Put away the bug spray this summer and crank up the Skrillex.

Researchers have discovered that the DJ’s 2010 breakout single “Scary Monsters and Nice Sprites” doubles as mosquito repellant.

According to medical journal Acta Tropica, the study looked at the effects of the track “on foraging, host attack, and sexual activities” of the biting insects.

"Females exposed to music attacked hosts much later than their non-exposed peers,” it reads. "The occurrence of blood feeding activity was lower when music was being played.”

The study also found that yellow fever mosquitoes exposed to Skrillex on repeat for 10 minutes “copulated far less often” than those kept in an environment without music.

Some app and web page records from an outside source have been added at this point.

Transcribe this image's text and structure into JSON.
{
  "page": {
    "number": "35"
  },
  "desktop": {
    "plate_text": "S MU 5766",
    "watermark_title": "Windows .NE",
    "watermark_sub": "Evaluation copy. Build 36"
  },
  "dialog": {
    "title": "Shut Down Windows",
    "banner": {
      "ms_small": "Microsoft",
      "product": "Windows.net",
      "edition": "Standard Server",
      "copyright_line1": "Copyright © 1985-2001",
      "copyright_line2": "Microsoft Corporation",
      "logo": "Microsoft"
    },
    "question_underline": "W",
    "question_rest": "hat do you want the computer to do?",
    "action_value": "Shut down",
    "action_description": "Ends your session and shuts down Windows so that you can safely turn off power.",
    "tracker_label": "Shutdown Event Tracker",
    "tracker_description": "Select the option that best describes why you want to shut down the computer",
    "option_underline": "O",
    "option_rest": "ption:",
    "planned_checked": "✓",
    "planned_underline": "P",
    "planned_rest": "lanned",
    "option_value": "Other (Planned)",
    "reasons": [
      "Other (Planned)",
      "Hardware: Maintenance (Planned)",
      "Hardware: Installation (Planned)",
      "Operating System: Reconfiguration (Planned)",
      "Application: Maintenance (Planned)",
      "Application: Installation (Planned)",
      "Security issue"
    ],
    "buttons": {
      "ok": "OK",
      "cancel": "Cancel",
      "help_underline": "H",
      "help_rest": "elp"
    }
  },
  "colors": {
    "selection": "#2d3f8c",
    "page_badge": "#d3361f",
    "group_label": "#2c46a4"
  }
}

Researchers believe “Scary Monsters and Nice Sprites” confuse the insects, who need to  synchronize wing beats to attract mates.

“In addition to providing insight into the auditory sensitivity of [mosquitoes] to sound, our results indicated the vulnerability of its key vectorial capacity traits to electronic music,” it reads.

“The observation that such music can delay host attack, reduce blood feeding, and disrupt mating provides new avenues for the development of music-based personal protective and control measures against [mosquito]-borne diseases.”

In other words, in places where Zika and dengue fever are real threats, people could be saying: "A DJ saved my life."